In 2010, Jon began work on a PhD in Religious Studies in the Department of Religious Studies at Brown University in Providence, RI, in the “Religion and Critical Thought” track. During his six years at Brown, he frequently served as a teaching assistant, worked for five years in Brown’s Writing Center, and worked for four years as a Fellowship Advisor in Brown’s Fellowship Office, with a primary responsibility for supporting student applicants for Rhodes and Marshall Scholarships. He also founded and operated a small academic editing firm, Good Letters, LLC, from 2012–2018, working primarily with authors from India and the Netherlands. For his work as a teaching assistant, Jon was awarded Brown’s Presidential Award for Excellence in Teaching in 2015.
He completed his studies at Brown in 2016 with the submission of his dissertation, “The Politics of Personalism.” In that work, he endeavors to trace the intellectual history of personalism as a distinctive current in modern thought, ranging from Friedrich Schleiermacher to the present, with particular focus on the work of Jacques Maritain and Emmanuel Mounier (in France), Dorothy Day and Peter Maurin, founders of the Catholic Worker Movement (in the US), Charles Taylor, Paul Ricoeur, and Pope Francis.
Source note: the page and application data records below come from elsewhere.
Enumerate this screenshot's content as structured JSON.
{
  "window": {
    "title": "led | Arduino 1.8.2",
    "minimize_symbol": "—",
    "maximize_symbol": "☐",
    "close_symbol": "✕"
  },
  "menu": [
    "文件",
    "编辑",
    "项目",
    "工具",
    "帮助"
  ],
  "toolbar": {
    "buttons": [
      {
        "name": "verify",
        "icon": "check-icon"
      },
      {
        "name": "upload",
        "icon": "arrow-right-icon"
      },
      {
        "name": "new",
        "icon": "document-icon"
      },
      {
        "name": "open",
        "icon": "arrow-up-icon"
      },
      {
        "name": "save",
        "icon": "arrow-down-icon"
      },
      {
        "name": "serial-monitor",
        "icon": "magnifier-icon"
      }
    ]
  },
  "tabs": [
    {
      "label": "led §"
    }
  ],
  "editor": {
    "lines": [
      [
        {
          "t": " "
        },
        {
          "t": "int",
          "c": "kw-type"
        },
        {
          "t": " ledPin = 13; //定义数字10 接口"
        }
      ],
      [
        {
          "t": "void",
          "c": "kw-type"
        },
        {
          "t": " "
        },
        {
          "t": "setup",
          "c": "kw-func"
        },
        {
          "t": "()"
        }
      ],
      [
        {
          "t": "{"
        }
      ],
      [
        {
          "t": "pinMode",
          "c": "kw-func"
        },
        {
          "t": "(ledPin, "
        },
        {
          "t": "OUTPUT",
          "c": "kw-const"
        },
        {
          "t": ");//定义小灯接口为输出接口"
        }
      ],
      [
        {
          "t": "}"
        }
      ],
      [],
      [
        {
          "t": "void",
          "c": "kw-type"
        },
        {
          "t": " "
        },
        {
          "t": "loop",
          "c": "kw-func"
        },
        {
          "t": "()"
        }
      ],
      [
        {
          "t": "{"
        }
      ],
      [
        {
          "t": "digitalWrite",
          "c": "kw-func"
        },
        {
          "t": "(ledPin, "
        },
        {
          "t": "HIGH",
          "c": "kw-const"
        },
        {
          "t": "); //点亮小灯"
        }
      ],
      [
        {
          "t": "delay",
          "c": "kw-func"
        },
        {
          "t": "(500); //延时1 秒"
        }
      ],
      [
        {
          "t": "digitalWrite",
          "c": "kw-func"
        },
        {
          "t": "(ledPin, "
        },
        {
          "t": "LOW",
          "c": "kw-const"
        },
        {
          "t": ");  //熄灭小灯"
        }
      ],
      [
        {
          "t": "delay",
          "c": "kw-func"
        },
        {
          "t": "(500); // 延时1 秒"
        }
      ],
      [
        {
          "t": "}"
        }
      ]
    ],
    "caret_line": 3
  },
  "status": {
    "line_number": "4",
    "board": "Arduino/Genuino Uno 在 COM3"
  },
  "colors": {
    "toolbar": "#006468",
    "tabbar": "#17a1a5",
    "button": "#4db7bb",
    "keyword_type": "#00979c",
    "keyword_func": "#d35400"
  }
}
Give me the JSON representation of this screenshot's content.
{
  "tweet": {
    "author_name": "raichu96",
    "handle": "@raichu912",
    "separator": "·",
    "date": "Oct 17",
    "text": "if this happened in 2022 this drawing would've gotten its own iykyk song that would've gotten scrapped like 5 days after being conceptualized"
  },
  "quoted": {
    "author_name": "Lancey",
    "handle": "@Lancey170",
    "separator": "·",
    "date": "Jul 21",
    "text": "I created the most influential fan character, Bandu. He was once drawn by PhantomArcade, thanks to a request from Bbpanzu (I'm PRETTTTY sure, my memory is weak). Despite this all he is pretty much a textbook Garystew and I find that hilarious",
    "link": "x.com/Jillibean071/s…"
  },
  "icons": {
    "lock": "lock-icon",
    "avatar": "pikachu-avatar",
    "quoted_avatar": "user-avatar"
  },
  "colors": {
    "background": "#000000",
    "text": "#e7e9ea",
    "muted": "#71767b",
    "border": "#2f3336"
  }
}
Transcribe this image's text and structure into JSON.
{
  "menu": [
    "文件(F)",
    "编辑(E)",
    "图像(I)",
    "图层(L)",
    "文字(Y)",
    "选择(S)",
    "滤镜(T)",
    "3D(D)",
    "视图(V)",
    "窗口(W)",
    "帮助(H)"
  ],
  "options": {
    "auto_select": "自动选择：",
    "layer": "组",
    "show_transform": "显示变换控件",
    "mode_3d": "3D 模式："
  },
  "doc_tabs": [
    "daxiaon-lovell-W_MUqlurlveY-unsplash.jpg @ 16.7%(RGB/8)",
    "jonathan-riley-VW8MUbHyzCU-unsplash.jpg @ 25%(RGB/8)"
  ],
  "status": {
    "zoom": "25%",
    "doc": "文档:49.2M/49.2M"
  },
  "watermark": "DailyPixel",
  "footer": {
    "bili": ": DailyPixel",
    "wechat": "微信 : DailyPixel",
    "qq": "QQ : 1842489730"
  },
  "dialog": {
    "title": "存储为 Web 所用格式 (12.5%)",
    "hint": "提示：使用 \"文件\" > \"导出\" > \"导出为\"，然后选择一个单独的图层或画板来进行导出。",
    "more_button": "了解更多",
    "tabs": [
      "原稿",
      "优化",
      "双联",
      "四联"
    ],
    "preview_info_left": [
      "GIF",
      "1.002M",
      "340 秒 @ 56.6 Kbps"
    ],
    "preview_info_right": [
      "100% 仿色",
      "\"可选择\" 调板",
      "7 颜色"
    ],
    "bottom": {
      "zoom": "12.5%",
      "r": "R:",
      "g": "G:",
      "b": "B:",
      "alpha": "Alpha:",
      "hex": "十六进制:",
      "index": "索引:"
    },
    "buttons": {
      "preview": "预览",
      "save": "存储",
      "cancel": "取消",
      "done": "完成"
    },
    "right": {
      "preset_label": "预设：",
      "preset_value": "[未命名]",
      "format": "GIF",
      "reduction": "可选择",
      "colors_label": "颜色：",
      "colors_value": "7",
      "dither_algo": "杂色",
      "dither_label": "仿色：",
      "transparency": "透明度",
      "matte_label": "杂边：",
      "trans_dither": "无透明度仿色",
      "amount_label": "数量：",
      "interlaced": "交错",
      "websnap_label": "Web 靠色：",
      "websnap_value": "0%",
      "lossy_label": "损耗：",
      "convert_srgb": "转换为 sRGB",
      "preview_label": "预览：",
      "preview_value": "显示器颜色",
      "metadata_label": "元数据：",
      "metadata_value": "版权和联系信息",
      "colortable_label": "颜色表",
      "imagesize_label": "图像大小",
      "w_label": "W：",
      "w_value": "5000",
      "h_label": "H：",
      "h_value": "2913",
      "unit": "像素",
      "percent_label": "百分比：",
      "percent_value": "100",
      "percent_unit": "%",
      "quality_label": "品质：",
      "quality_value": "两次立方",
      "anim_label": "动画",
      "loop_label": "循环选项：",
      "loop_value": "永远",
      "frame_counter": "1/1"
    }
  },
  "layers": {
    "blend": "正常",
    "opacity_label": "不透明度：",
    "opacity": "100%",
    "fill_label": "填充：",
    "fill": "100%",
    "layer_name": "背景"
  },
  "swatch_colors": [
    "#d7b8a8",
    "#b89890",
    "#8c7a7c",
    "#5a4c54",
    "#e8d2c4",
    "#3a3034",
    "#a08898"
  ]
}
Upon graduation, Jon was for one year a Postdoctoral Teaching Fellow in the Theology Department at Fordham University in New York City, offering courses including “Church in Controversy” and “Faith and Critical Reason.” In 2017, he moved to New Haven, CT and took a position as Director of Faith Formation at SS. Isidore and Maria Parish in Glastonbury, CT, where he served until 2021, overseeing a program for around 550 children and teens and supporting the catechist team in their ongoing formation. At this same time, from 2017–2019, Jon served as an adjunct instructor in the Department of Religious Studies at Fairfield University in Fairfield, CT, offering courses including “Religion and the Critical Mind” and “Catholic Intellectual Tradition.” In fall of 2019, he started as an Assistant Professor in the Department of Philosophy and Religion at Albertus Magnus College. He began his work as Director of the Arts and Humanities Collaborative in summer of 2022.
Amidst his work at Albertus, Jon continues his research on the philosophy of personalism, most recently expressed in an article published in The Journal of Catholic Higher Education, “Scattering the Stars: Personalist Pedagogy and Catholic Higher Education,” on the philosophy of education of Jacques Maritain.
Jon enjoys travel, photography, motorcycling, playing the guitar, documentaries by Adam Curtis, and books, especially by Iris Murdoch, J.M. Coetzee, Neil Gaiman, Annie Dillard, David Bentley Hart, Byung-Chul Han, and Iain McGilchrist. He lives in the Newhallville neighborhood of New Haven, CT.